What you have to do: Report back every line below that carries the word "collegato".

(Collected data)
○ ○ ○ ○

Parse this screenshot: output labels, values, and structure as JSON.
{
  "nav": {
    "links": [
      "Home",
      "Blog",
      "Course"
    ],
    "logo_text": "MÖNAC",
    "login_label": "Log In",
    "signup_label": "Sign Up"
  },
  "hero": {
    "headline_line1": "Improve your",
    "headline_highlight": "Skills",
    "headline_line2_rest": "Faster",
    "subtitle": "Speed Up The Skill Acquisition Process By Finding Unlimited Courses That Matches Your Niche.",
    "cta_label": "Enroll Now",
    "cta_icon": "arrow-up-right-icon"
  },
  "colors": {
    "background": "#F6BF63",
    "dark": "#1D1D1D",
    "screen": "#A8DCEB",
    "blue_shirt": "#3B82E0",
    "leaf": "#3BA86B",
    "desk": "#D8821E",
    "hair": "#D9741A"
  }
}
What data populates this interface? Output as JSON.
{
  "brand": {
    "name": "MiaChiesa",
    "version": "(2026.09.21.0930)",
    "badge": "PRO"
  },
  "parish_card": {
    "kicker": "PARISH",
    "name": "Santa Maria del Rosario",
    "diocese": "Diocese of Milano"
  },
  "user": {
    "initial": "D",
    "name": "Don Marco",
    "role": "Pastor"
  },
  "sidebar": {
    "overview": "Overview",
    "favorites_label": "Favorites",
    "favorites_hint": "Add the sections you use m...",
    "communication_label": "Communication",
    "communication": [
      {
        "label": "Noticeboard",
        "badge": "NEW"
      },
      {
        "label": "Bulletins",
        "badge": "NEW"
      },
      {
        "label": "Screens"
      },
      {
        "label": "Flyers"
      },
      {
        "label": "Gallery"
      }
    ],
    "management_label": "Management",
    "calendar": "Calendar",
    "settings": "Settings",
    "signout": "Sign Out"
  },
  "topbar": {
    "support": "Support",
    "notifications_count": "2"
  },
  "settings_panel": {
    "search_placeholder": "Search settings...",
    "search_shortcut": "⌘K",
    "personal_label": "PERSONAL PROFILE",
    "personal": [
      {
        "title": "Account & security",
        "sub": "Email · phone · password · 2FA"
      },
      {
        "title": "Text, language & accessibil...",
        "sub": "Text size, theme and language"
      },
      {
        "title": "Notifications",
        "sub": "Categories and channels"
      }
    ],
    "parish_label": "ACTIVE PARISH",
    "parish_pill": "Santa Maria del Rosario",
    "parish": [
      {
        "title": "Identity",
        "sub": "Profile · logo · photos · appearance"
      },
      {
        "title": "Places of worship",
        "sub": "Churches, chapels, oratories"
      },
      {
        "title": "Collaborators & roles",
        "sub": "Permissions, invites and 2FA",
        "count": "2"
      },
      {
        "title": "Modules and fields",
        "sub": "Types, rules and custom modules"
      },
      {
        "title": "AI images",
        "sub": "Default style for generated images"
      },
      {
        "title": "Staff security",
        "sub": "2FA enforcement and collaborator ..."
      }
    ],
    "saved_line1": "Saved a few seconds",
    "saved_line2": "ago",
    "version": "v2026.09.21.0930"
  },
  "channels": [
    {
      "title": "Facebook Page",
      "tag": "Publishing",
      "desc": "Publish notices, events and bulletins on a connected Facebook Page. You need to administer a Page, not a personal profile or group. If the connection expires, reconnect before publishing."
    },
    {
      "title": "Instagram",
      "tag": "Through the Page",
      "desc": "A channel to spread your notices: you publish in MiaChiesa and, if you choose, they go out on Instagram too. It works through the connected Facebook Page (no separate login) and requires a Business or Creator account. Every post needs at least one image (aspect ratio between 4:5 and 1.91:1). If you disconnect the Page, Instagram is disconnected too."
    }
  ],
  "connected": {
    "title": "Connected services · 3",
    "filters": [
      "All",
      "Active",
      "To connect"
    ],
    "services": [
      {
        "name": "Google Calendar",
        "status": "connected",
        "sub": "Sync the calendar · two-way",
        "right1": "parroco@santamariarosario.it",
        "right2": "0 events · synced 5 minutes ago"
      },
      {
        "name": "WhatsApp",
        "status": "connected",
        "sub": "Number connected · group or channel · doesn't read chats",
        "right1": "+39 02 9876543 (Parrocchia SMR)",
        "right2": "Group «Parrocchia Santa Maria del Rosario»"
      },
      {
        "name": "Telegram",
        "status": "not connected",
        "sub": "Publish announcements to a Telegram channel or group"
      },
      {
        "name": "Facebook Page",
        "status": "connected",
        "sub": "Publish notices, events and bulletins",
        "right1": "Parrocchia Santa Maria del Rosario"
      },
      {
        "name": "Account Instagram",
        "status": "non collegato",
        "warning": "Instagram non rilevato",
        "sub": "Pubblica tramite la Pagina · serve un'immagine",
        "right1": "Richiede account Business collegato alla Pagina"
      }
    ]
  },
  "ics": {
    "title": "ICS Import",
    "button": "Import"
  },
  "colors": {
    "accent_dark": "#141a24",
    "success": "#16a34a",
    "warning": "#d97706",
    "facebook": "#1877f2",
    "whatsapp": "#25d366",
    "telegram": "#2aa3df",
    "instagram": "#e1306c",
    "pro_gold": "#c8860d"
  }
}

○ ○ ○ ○

Answer to the problem:
        "status": "non collegato",
        "right1": "Richiede account Business collegato alla Pagina"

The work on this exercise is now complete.